Print out each record, keeping it identical to the original.

-- Available data follows --

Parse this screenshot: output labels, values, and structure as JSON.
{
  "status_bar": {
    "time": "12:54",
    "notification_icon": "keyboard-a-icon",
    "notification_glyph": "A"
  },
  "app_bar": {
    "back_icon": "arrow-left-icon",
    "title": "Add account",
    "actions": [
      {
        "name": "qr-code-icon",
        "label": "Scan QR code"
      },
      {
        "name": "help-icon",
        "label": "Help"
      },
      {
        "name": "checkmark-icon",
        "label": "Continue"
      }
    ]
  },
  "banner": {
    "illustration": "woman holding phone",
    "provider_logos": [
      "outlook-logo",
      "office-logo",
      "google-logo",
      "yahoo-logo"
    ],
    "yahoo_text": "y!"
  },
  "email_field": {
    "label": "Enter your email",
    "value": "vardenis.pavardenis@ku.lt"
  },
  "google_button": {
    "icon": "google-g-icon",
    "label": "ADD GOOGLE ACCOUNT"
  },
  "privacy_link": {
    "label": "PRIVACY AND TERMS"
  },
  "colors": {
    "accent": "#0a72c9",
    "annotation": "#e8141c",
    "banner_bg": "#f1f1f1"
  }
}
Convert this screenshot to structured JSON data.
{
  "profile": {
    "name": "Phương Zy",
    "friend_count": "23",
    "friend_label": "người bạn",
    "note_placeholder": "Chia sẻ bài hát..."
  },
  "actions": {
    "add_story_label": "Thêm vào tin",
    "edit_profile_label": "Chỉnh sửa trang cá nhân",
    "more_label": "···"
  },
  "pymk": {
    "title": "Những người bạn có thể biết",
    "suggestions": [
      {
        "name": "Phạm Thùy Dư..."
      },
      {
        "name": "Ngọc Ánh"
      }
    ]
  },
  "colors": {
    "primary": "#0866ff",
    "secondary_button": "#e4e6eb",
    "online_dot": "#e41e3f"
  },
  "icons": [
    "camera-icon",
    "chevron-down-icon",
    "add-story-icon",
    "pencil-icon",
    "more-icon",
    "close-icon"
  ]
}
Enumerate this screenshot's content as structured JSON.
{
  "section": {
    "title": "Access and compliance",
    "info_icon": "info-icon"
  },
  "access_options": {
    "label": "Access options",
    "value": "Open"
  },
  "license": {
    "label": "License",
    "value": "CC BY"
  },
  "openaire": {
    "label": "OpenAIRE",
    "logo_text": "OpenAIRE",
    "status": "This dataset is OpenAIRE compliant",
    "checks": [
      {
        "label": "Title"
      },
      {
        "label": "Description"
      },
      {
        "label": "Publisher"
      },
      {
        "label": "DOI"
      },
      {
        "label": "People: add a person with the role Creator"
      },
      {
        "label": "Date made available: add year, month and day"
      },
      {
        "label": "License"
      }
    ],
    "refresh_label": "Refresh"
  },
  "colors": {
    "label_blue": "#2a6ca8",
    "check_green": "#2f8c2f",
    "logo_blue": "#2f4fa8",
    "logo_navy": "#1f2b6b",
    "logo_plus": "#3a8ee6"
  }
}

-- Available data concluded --

Written answer >>
Parse this screenshot: output labels, values, and structure as JSON.
{
  "status_bar": {
    "time": "12:54",
    "notification_icon": "keyboard-a-icon",
    "notification_glyph": "A"
  },
  "app_bar": {
    "back_icon": "arrow-left-icon",
    "title": "Add account",
    "actions": [
      {
        "name": "qr-code-icon",
        "label": "Scan QR code"
      },
      {
        "name": "help-icon",
        "label": "Help"
      },
      {
        "name": "checkmark-icon",
        "label": "Continue"
      }
    ]
  },
  "banner": {
    "illustration": "woman holding phone",
    "provider_logos": [
      "outlook-logo",
      "office-logo",
      "google-logo",
      "yahoo-logo"
    ],
    "yahoo_text": "y!"
  },
  "email_field": {
    "label": "Enter your email",
    "value": "vardenis.pavardenis@ku.lt"
  },
  "google_button": {
    "icon": "google-g-icon",
    "label": "ADD GOOGLE ACCOUNT"
  },
  "privacy_link": {
    "label": "PRIVACY AND TERMS"
  },
  "colors": {
    "accent": "#0a72c9",
    "annotation": "#e8141c",
    "banner_bg": "#f1f1f1"
  }
}
Convert this screenshot to structured JSON data.
{
  "profile": {
    "name": "Phương Zy",
    "friend_count": "23",
    "friend_label": "người bạn",
    "note_placeholder": "Chia sẻ bài hát..."
  },
  "actions": {
    "add_story_label": "Thêm vào tin",
    "edit_profile_label": "Chỉnh sửa trang cá nhân",
    "more_label": "···"
  },
  "pymk": {
    "title": "Những người bạn có thể biết",
    "suggestions": [
      {
        "name": "Phạm Thùy Dư..."
      },
      {
        "name": "Ngọc Ánh"
      }
    ]
  },
  "colors": {
    "primary": "#0866ff",
    "secondary_button": "#e4e6eb",
    "online_dot": "#e41e3f"
  },
  "icons": [
    "camera-icon",
    "chevron-down-icon",
    "add-story-icon",
    "pencil-icon",
    "more-icon",
    "close-icon"
  ]
}
Enumerate this screenshot's content as structured JSON.
{
  "section": {
    "title": "Access and compliance",
    "info_icon": "info-icon"
  },
  "access_options": {
    "label": "Access options",
    "value": "Open"
  },
  "license": {
    "label": "License",
    "value": "CC BY"
  },
  "openaire": {
    "label": "OpenAIRE",
    "logo_text": "OpenAIRE",
    "status": "This dataset is OpenAIRE compliant",
    "checks": [
      {
        "label": "Title"
      },
      {
        "label": "Description"
      },
      {
        "label": "Publisher"
      },
      {
        "label": "DOI"
      },
      {
        "label": "People: add a person with the role Creator"
      },
      {
        "label": "Date made available: add year, month and day"
      },
      {
        "label": "License"
      }
    ],
    "refresh_label": "Refresh"
  },
  "colors": {
    "label_blue": "#2a6ca8",
    "check_green": "#2f8c2f",
    "logo_blue": "#2f4fa8",
    "logo_navy": "#1f2b6b",
    "logo_plus": "#3a8ee6"
  }
}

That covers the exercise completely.